The Conservative candidate to be West Yorkshire mayor has urged voters not to dismiss his experience as a councillor as not high profile enough to take on the powerful job, as he said he would be fighting for every vote on May 6.
Matt Robinson, a Leeds councillor of 11 years, was selected by Tory members to be their pick for the May race on Saturday.
“I'm really humbled to have been selected and really excited for the campaign,” he said.
The Conservatives have already faced criticism from some quarters of not taking the race as seriously as other areas by not putting up a bigger name and waiting until three months after Labour had announced their pick to choose a candidate.
But Mr Robinson said: “You’re not going to hear me doing down the council’s role.”
He said: “If we don't value local government and champion it in the North, you'll never improve it.
“[With] 11 years of local government experience, I've been used to holding administrations to account, I've been used to holding to account for millions of pounds worth of budgets.”
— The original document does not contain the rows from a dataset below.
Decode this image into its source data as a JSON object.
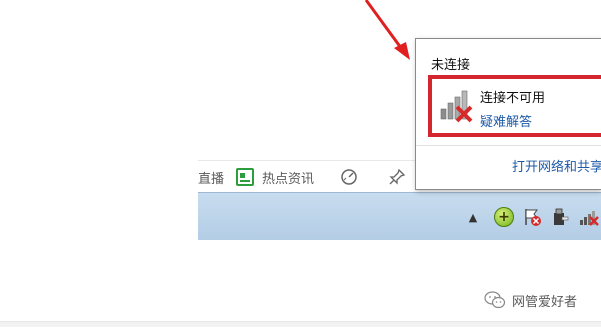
{
  "browser_bar": {
    "live_label": "直播",
    "news_label": "热点资讯",
    "news_icon": "news-icon",
    "speed_icon": "speedometer-icon",
    "pin_icon": "pin-icon"
  },
  "popup": {
    "title": "未连接",
    "status": "连接不可用",
    "troubleshoot": "疑难解答",
    "open_network": "打开网络和共享中心",
    "signal_icon": "no-connection-icon"
  },
  "taskbar": {
    "tray_icons": [
      "show-hidden-icons",
      "add-icon",
      "action-center-flag-icon",
      "usb-device-icon",
      "network-disconnected-icon"
    ]
  },
  "watermark": {
    "text": "网管爱好者",
    "icon": "wechat-icon"
  },
  "colors": {
    "highlight": "#d4262e",
    "link": "#1e5aa8",
    "taskbar": "#c3d8ec"
  }
}
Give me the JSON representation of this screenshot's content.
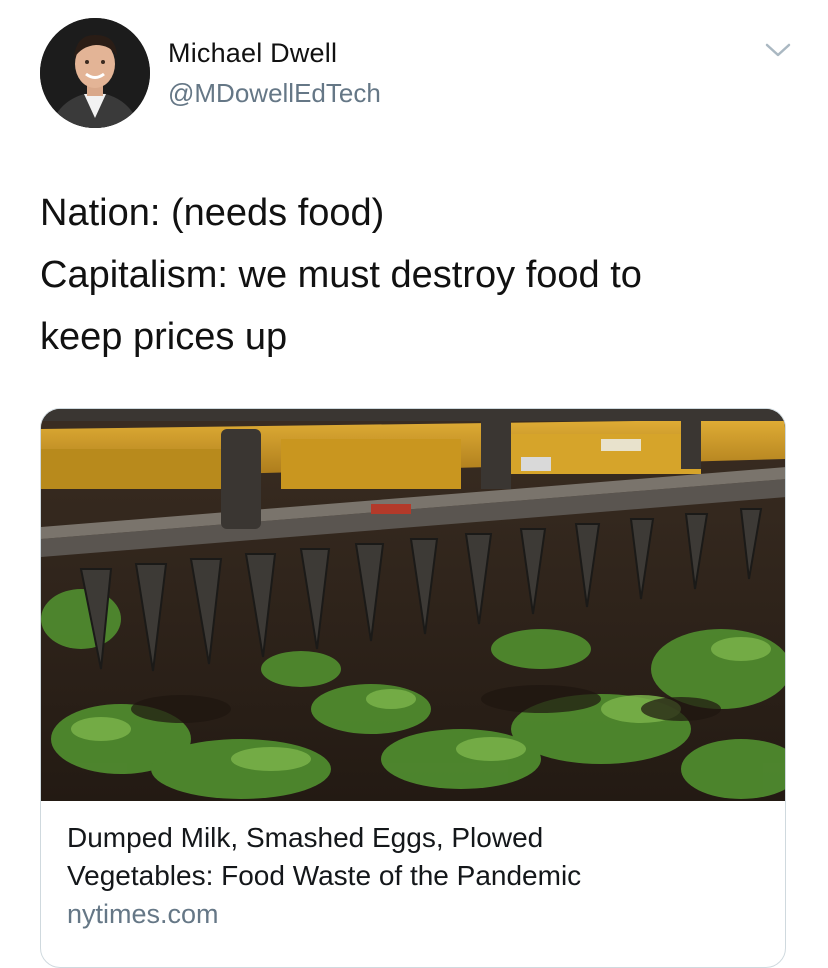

He added: “So, I want to bring all that experience to the table and I've also had dealings with Westminster, as well and I can remember when Linton bridge collapsed, I worked with our local MP to lobby the government, and to secure millions of pounds of funding that came to the council to improve that bridge, to rebuild, a £5m bridge building project.
“So, I'm used to championing these million pound projects and getting buy in from people. Leeds is the second biggest authority in the country and we are talking about dealing with millions of pounds of funding, of holding to account projects of tens of millions of pounds, the road being built around the edge of my ward is a £120m pound project.”
Mr Robinson said his pitch to members had centred around the recovery from coronavirus.
He said: “What we need to make sure is that we have somebody who has a vision for where they want to take West Yorkshire, somebody who can combine local government experience with a plan of working with Westminster, not simply axe grinding with Westminster, but actually seeking to work with them, and bringing their own agenda forward for the region.”
He said the conversation was very different to what it would have been had this election been held last year, due to the impact of Covid. But he said: “I think that having a devolution deal in place will make us even more resilient in the future if there are ever incidents like this, emergency scenarios, where we can bring local government together under one individual and it has to be about collaboration with central government.”
And he added that while he would not be afraid to stand up to the Government for West Yorkshire, he felt there was a balance to be struck.
“There are some mayors who have sought to pursue their agenda for their region, and have frank and honest conversations with government, but also to work with them too, there's others that have taken a different approach,” he said.
He also felt it was key to ensure the race was not Leeds-centric, and said: “It's about making sure we really represent and understand residents, communities, the grassroots across the region, so it cannot be Leeds-run, it cannot be Leeds-centric, it has to be West Yorkshire.”
And despite betting odds putting Labour rival Tracy Brabin out in front, Mr Robinson said: “The only poll that is going to matter is going to be polling day, and I intend to fight for every single vote across West Yorkshire.”